Assignment >>
Each word in the data below should be copied exactly; the images should not.

Source material >>
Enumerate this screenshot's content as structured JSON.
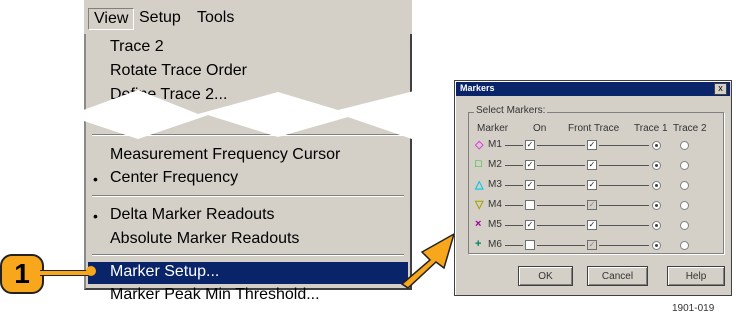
{
  "menubar": {
    "view": "View",
    "setup": "Setup",
    "tools": "Tools"
  },
  "menu": {
    "trace2": "Trace 2",
    "rotate": "Rotate Trace Order",
    "define": "Define Trace 2...",
    "meas_cursor": "Measurement Frequency Cursor",
    "center_freq": "Center Frequency",
    "delta_readouts": "Delta Marker Readouts",
    "abs_readouts": "Absolute Marker Readouts",
    "marker_setup": "Marker Setup...",
    "peak_threshold": "Marker Peak Min Threshold...",
    "bullet": "•"
  },
  "callout": {
    "number": "1",
    "color": "#f8a61c"
  },
  "dialog": {
    "title": "Markers",
    "close": "x",
    "group_label": "Select Markers:",
    "headers": {
      "marker": "Marker",
      "on": "On",
      "front": "Front Trace",
      "trace1": "Trace 1",
      "trace2": "Trace 2"
    },
    "markers": [
      {
        "name": "M1",
        "symbol": "◇",
        "color": "#e040e0",
        "on": true,
        "front": true,
        "trace": 1
      },
      {
        "name": "M2",
        "symbol": "□",
        "color": "#00c000",
        "on": true,
        "front": true,
        "trace": 1
      },
      {
        "name": "M3",
        "symbol": "△",
        "color": "#00c8e8",
        "on": true,
        "front": true,
        "trace": 1
      },
      {
        "name": "M4",
        "symbol": "▽",
        "color": "#a8a000",
        "on": false,
        "front": true,
        "trace": 1
      },
      {
        "name": "M5",
        "symbol": "×",
        "color": "#a000a0",
        "on": true,
        "front": true,
        "trace": 1
      },
      {
        "name": "M6",
        "symbol": "+",
        "color": "#008060",
        "on": false,
        "front": true,
        "trace": 1
      }
    ],
    "check_mark": "✓",
    "buttons": {
      "ok": "OK",
      "cancel": "Cancel",
      "help": "Help"
    }
  },
  "figure_id": "1901-019"
}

Answer to this problem >>
Enumerate this screenshot's content as structured JSON.
{
  "menubar": {
    "view": "View",
    "setup": "Setup",
    "tools": "Tools"
  },
  "menu": {
    "trace2": "Trace 2",
    "rotate": "Rotate Trace Order",
    "define": "Define Trace 2...",
    "meas_cursor": "Measurement Frequency Cursor",
    "center_freq": "Center Frequency",
    "delta_readouts": "Delta Marker Readouts",
    "abs_readouts": "Absolute Marker Readouts",
    "marker_setup": "Marker Setup...",
    "peak_threshold": "Marker Peak Min Threshold...",
    "bullet": "•"
  },
  "callout": {
    "number": "1",
    "color": "#f8a61c"
  },
  "dialog": {
    "title": "Markers",
    "close": "x",
    "group_label": "Select Markers:",
    "headers": {
      "marker": "Marker",
      "on": "On",
      "front": "Front Trace",
      "trace1": "Trace 1",
      "trace2": "Trace 2"
    },
    "markers": [
      {
        "name": "M1",
        "symbol": "◇",
        "color": "#e040e0",
        "on": true,
        "front": true,
        "trace": 1
      },
      {
        "name": "M2",
        "symbol": "□",
        "color": "#00c000",
        "on": true,
        "front": true,
        "trace": 1
      },
      {
        "name": "M3",
        "symbol": "△",
        "color": "#00c8e8",
        "on": true,
        "front": true,
        "trace": 1
      },
      {
        "name": "M4",
        "symbol": "▽",
        "color": "#a8a000",
        "on": false,
        "front": true,
        "trace": 1
      },
      {
        "name": "M5",
        "symbol": "×",
        "color": "#a000a0",
        "on": true,
        "front": true,
        "trace": 1
      },
      {
        "name": "M6",
        "symbol": "+",
        "color": "#008060",
        "on": false,
        "front": true,
        "trace": 1
      }
    ],
    "check_mark": "✓",
    "buttons": {
      "ok": "OK",
      "cancel": "Cancel",
      "help": "Help"
    }
  },
  "figure_id": "1901-019"
}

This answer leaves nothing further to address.